There is much support from the country’s booming oil industry in the West. Although second in size only to the oil reserves of Saudi Arabia, Canada’s treasure trove consists of mostly bitumen, a sludgy, raw material that is expensive to extract and requires considerable processing just to flow through a pipeline and even more to be refined into usable petroleum products. It is a dirty, emissions-intensive process that has resulted in a tripling of emissions from Canada’s gas and oil sector since 1990.
Elsewhere in the World…

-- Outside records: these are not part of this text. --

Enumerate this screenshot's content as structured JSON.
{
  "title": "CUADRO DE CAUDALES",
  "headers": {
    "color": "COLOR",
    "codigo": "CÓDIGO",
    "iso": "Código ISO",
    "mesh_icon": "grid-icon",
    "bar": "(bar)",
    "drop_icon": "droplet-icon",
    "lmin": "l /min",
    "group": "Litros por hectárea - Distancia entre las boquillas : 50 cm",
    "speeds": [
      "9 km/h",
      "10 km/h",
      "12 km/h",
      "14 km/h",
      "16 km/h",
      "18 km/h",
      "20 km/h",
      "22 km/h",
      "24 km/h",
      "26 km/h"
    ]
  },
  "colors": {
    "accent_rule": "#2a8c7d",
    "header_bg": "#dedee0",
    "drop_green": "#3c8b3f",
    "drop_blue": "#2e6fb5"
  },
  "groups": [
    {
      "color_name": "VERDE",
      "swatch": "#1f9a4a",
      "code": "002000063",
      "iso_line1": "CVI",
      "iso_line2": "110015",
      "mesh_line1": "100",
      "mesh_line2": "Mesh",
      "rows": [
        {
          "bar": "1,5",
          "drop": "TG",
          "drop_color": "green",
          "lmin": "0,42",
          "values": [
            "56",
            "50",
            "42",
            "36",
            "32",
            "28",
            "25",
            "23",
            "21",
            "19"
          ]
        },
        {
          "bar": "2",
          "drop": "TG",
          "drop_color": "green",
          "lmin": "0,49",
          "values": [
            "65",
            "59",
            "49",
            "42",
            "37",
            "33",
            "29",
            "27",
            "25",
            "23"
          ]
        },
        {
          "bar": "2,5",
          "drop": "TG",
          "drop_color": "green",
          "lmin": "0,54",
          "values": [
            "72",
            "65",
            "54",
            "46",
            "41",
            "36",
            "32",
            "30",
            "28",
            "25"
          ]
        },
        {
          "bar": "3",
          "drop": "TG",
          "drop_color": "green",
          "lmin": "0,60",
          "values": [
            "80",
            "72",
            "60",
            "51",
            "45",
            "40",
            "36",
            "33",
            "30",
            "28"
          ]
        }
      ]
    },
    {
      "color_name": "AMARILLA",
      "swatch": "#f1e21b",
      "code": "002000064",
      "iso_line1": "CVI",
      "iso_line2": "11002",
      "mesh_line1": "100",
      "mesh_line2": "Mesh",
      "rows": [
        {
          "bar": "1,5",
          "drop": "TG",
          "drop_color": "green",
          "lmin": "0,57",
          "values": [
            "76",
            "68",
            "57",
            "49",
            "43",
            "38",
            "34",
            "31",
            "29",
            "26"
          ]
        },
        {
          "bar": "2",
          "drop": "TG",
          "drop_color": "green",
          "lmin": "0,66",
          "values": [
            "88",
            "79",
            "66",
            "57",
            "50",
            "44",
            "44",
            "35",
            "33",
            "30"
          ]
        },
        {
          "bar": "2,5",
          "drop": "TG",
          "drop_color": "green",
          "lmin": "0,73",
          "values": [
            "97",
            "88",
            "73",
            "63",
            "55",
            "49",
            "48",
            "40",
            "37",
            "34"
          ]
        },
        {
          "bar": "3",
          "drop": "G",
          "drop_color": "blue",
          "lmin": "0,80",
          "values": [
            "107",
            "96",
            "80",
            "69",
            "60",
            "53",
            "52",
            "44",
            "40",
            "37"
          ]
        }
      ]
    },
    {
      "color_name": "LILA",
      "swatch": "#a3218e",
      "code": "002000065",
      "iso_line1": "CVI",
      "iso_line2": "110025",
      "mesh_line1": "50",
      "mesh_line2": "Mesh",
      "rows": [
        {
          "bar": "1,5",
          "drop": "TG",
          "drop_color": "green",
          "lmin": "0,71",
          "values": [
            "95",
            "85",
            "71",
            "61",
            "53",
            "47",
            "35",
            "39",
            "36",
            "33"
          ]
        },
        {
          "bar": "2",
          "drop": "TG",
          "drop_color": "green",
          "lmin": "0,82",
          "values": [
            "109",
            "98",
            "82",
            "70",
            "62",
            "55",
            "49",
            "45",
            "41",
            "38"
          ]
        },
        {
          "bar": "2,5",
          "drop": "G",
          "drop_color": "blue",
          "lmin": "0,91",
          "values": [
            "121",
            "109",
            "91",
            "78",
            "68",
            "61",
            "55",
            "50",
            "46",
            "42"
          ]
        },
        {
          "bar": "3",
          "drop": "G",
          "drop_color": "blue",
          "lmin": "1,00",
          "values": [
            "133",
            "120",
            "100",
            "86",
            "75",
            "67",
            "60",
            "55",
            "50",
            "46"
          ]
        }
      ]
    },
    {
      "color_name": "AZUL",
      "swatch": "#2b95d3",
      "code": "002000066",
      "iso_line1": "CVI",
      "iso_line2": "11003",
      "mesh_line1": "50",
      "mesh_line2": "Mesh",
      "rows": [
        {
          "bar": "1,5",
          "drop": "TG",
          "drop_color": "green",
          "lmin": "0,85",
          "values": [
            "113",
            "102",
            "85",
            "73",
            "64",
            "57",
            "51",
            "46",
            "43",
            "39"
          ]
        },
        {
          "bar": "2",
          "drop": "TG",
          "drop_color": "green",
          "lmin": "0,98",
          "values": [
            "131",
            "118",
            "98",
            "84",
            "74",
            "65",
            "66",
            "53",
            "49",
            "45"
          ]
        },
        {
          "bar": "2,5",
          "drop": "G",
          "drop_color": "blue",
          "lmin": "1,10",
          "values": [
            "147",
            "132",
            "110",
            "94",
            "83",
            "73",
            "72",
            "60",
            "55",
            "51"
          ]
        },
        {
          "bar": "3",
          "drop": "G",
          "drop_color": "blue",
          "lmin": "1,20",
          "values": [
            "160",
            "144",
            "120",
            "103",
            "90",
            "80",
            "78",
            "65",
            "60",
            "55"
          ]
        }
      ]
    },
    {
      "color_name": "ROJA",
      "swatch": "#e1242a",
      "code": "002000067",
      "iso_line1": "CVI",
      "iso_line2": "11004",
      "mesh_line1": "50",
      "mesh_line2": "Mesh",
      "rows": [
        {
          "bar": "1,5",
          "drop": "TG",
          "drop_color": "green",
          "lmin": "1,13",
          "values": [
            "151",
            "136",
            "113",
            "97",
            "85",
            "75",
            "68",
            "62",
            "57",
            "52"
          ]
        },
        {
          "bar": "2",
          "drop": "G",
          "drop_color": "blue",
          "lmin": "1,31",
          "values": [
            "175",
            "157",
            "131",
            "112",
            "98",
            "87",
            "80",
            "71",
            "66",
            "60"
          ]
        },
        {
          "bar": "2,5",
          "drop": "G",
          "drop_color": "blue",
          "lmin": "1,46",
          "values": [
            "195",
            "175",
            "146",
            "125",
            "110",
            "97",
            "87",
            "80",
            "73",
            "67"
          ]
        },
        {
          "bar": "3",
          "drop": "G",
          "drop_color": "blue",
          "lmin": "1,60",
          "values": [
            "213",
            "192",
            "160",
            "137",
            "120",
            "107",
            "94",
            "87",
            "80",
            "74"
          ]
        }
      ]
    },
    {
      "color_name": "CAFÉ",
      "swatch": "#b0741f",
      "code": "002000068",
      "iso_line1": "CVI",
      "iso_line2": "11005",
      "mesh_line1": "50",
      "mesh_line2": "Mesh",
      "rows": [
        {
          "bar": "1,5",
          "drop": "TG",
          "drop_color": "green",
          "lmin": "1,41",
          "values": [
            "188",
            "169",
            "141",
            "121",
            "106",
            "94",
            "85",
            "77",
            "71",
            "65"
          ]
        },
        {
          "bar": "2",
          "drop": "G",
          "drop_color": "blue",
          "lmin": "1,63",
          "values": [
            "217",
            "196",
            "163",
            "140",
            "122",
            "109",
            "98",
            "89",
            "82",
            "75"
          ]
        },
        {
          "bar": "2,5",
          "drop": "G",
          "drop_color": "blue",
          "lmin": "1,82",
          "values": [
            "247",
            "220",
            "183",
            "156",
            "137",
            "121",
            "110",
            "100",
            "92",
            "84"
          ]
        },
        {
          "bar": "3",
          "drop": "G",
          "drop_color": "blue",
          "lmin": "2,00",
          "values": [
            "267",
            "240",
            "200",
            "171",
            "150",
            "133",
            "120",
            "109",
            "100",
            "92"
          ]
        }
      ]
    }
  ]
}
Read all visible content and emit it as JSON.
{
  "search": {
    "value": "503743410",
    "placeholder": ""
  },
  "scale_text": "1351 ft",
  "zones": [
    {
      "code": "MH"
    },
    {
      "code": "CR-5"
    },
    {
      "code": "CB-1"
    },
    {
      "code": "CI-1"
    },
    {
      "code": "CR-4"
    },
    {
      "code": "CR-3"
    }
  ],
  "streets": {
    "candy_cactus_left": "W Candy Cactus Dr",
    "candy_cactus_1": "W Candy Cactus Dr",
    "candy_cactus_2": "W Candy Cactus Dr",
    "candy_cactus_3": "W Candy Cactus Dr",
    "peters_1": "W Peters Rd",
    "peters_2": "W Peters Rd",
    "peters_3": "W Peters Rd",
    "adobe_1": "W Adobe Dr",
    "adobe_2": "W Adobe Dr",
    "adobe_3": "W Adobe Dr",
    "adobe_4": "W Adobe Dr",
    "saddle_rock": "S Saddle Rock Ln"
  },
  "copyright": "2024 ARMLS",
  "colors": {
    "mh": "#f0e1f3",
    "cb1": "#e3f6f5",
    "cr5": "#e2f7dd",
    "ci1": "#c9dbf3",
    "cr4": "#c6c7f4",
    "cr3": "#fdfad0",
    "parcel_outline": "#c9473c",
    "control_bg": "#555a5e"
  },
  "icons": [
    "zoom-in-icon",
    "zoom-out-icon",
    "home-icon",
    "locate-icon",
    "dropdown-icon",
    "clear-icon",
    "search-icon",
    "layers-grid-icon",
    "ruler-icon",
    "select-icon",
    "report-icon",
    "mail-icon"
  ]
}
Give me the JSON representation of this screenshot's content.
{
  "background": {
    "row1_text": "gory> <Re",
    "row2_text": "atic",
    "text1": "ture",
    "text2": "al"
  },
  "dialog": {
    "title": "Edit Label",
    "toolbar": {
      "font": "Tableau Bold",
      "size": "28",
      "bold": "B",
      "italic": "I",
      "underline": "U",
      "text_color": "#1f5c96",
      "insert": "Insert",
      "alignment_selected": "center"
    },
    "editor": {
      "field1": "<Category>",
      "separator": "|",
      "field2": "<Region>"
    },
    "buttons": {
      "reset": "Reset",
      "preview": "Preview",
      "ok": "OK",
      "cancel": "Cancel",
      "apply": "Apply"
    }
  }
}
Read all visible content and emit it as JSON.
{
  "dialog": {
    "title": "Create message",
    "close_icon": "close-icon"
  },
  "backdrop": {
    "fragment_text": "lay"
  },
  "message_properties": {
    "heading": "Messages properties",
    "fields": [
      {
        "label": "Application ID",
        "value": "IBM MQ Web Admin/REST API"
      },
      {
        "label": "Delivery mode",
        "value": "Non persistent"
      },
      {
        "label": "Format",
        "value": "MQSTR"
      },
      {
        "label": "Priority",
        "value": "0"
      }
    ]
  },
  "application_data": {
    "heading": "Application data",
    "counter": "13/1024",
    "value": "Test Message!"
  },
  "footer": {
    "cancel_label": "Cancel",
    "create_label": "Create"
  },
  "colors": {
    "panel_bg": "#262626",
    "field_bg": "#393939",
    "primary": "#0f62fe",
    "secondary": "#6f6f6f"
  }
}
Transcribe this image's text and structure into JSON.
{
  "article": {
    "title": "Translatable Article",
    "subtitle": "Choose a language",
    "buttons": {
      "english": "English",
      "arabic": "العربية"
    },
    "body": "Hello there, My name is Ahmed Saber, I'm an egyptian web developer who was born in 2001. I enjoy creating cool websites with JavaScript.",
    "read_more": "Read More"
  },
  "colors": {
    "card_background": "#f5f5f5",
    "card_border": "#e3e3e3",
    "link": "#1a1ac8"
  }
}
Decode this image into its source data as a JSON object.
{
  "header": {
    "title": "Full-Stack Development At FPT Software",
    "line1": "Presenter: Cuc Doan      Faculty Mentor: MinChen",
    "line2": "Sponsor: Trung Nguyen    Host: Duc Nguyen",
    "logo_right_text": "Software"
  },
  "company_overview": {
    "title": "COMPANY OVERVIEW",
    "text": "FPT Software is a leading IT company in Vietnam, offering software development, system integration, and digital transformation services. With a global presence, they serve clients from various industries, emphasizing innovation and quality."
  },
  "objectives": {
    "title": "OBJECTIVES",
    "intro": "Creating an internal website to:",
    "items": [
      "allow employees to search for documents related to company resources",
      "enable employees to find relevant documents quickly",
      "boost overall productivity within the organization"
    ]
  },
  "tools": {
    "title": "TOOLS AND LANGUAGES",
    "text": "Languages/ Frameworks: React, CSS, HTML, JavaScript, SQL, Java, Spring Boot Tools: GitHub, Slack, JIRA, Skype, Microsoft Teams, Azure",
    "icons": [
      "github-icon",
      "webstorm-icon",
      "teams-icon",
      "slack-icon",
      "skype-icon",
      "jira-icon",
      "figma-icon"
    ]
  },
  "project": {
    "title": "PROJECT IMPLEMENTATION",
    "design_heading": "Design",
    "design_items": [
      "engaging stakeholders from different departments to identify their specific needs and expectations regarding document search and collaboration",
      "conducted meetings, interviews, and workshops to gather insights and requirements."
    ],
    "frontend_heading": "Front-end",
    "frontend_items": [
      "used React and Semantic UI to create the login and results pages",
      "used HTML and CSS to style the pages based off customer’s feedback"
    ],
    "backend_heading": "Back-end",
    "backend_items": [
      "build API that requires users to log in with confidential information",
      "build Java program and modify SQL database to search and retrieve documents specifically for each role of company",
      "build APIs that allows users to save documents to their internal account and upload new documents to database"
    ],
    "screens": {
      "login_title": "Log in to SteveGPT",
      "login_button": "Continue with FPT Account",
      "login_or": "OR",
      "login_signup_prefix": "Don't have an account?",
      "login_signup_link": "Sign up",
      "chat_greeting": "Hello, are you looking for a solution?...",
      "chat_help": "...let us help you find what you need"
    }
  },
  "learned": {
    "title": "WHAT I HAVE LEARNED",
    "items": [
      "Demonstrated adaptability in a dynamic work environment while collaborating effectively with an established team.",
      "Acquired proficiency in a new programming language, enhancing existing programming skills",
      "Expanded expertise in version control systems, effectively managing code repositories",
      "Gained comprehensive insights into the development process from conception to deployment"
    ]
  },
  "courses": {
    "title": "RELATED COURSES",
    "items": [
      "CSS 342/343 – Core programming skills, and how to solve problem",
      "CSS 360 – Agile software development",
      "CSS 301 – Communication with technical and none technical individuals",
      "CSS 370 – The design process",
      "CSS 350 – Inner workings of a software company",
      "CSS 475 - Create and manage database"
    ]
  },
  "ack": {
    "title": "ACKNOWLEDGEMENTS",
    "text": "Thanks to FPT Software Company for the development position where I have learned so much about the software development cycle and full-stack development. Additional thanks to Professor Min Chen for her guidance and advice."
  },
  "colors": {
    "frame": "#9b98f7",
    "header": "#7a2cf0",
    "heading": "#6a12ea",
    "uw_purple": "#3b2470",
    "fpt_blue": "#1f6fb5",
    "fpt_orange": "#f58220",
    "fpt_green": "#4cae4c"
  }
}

China, which could soon surpass the United States as the biggest source of greenhouse gases, is concentrating its climate changing efforts on emissions intensity and is launching programs to encourage efficiency gains. Mexico is also considering implementing intensity ratios. The whole argument for emissions intensity is that it doesn’t set a cap and allows for economic expansions while reducing the amount of emissions on a unit-produced basis, which is attractive to most industrial producers.
Proponents argue that a program with support from its participants has a stronger chance of achieving real change. Opponents, such as staunch environmentalists, contend the targets are much too low and the end results not significant enough. Some compromise on what is realistic and achievable seems to be in the best interest of both sides.